▶ _What the task asks_
Count every line in the following entries where the word "device" appears. Give the count alone.

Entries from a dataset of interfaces
========================================
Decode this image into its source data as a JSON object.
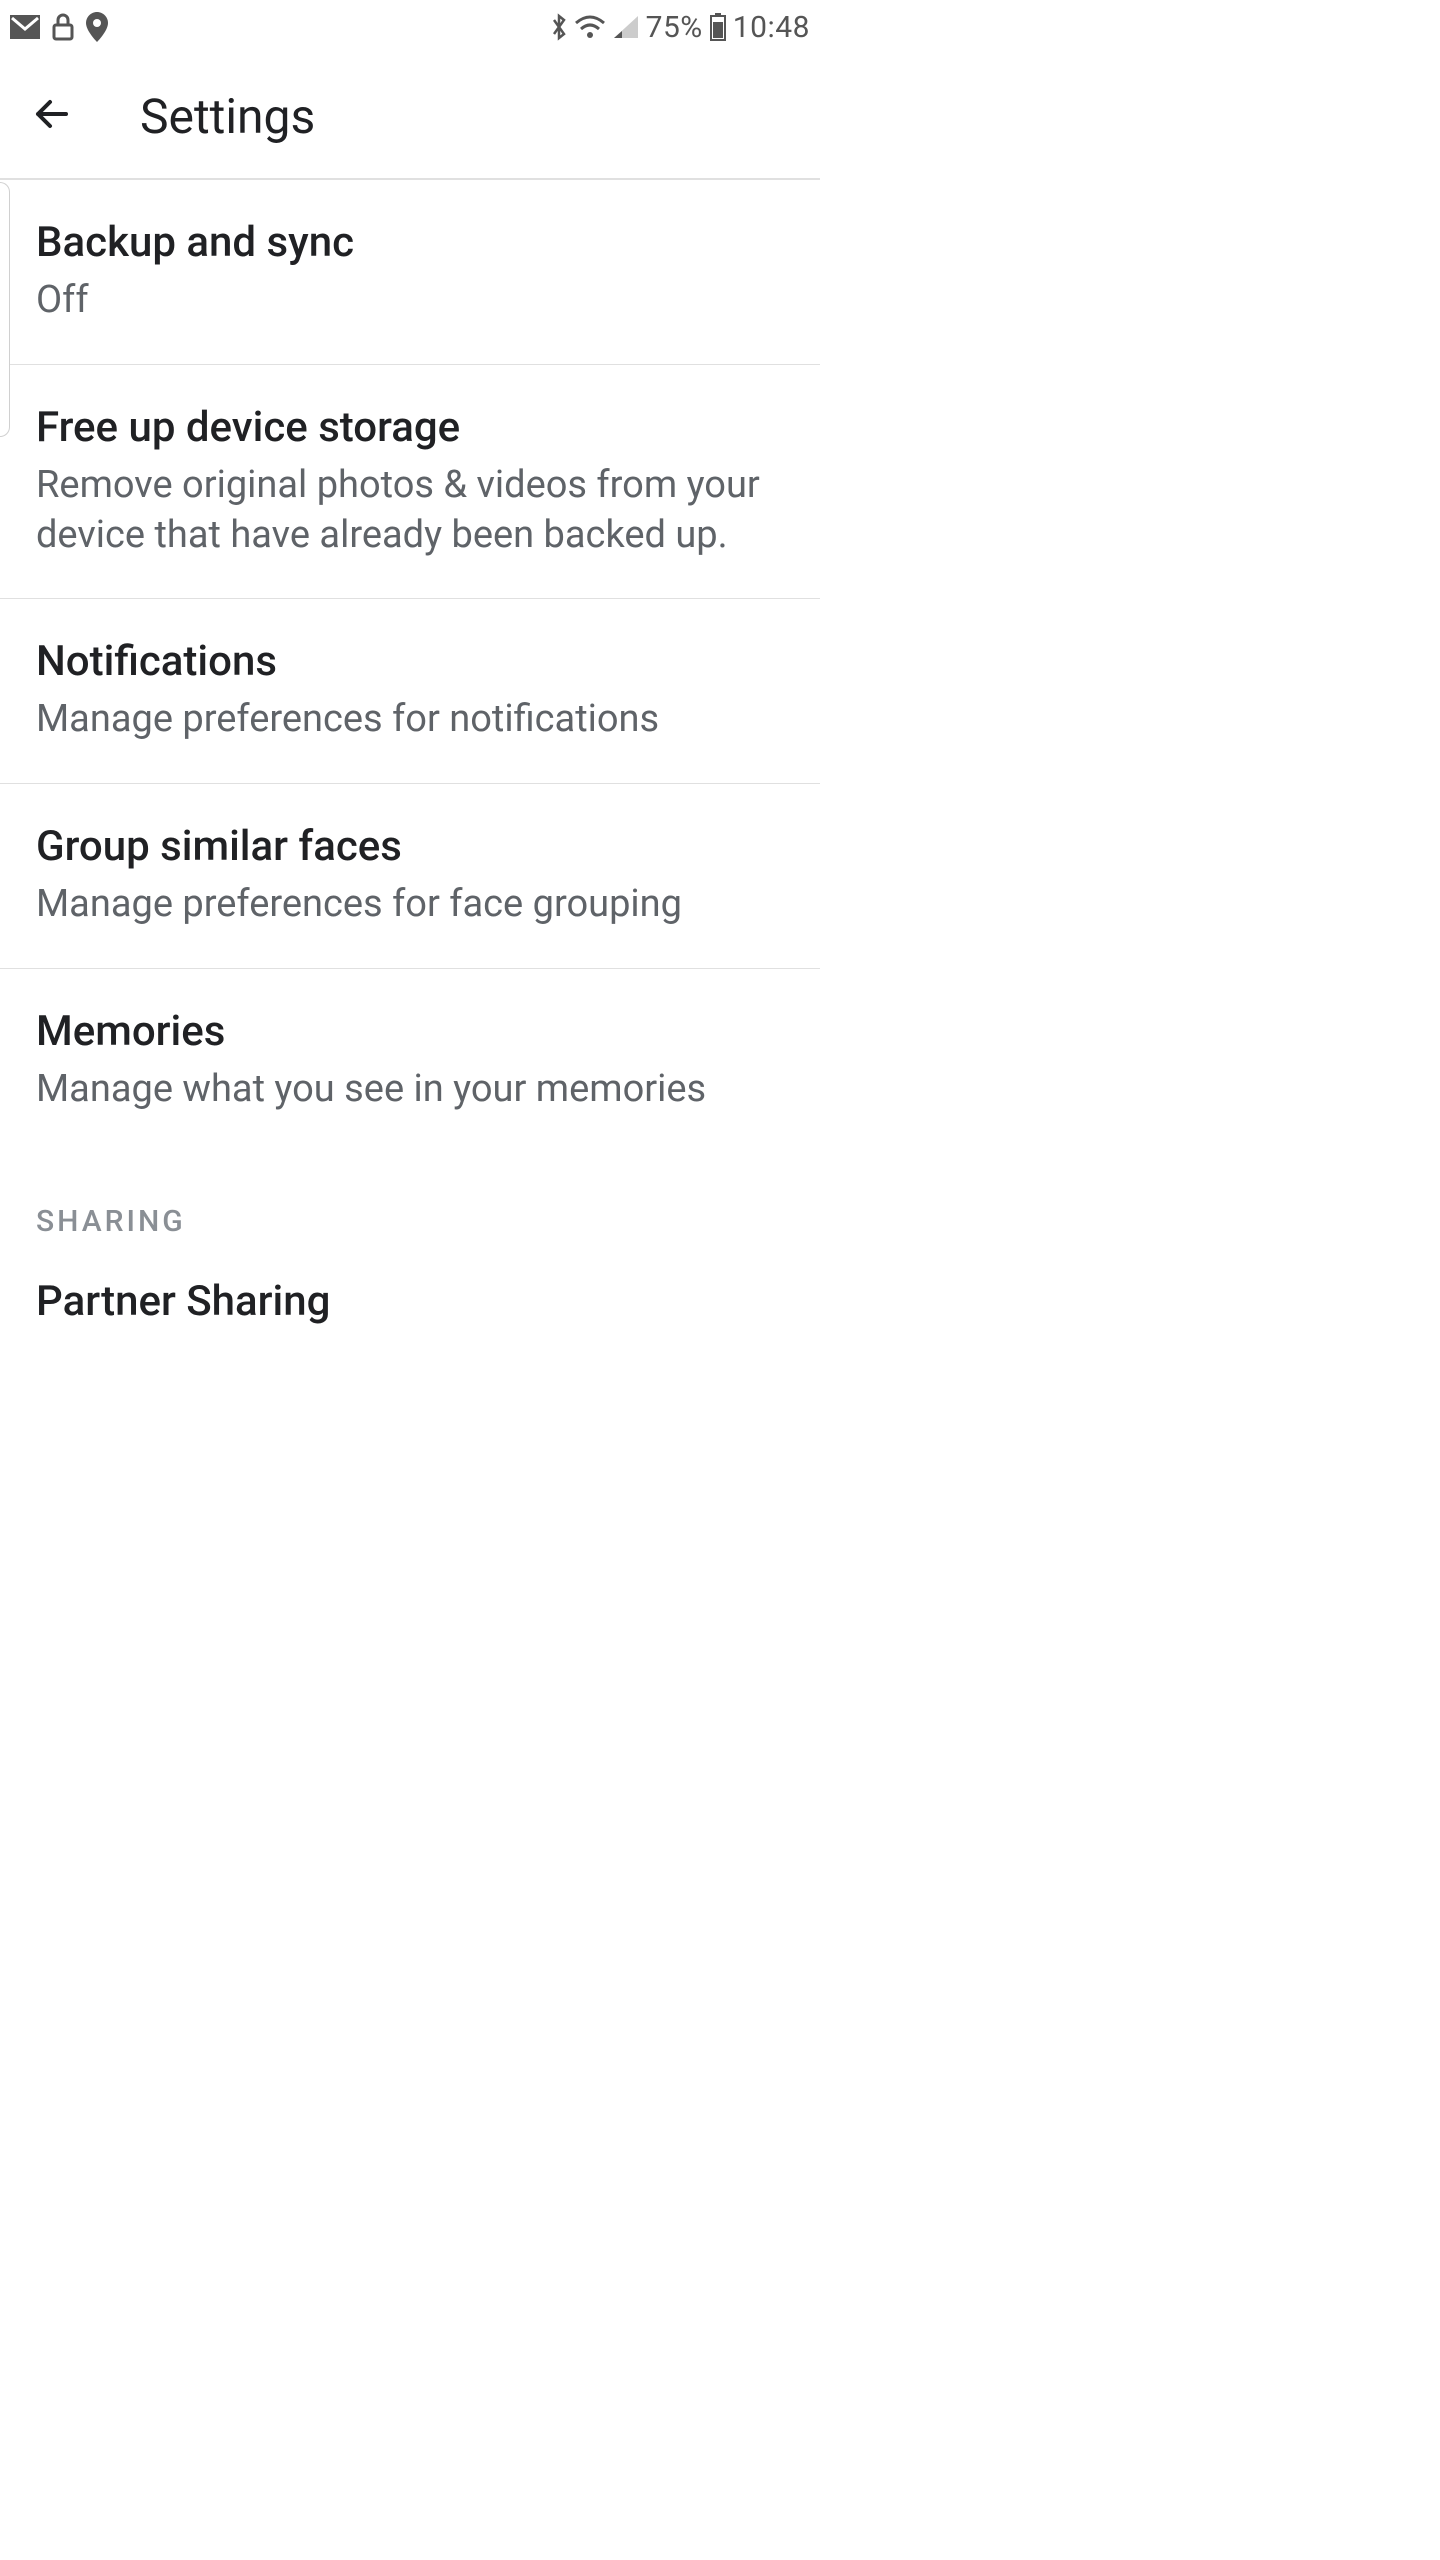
{
  "status": {
    "battery": "75%",
    "time": "10:48"
  },
  "header": {
    "title": "Settings"
  },
  "items": [
    {
      "title": "Backup and sync",
      "subtitle": "Off"
    },
    {
      "title": "Free up device storage",
      "subtitle": "Remove original photos & videos from your device that have already been backed up."
    },
    {
      "title": "Notifications",
      "subtitle": "Manage preferences for notifications"
    },
    {
      "title": "Group similar faces",
      "subtitle": "Manage preferences for face grouping"
    },
    {
      "title": "Memories",
      "subtitle": "Manage what you see in your memories"
    }
  ],
  "section": {
    "label": "SHARING"
  },
  "partner": {
    "title": "Partner Sharing"
  }
}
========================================
▶ _Exercise output_
2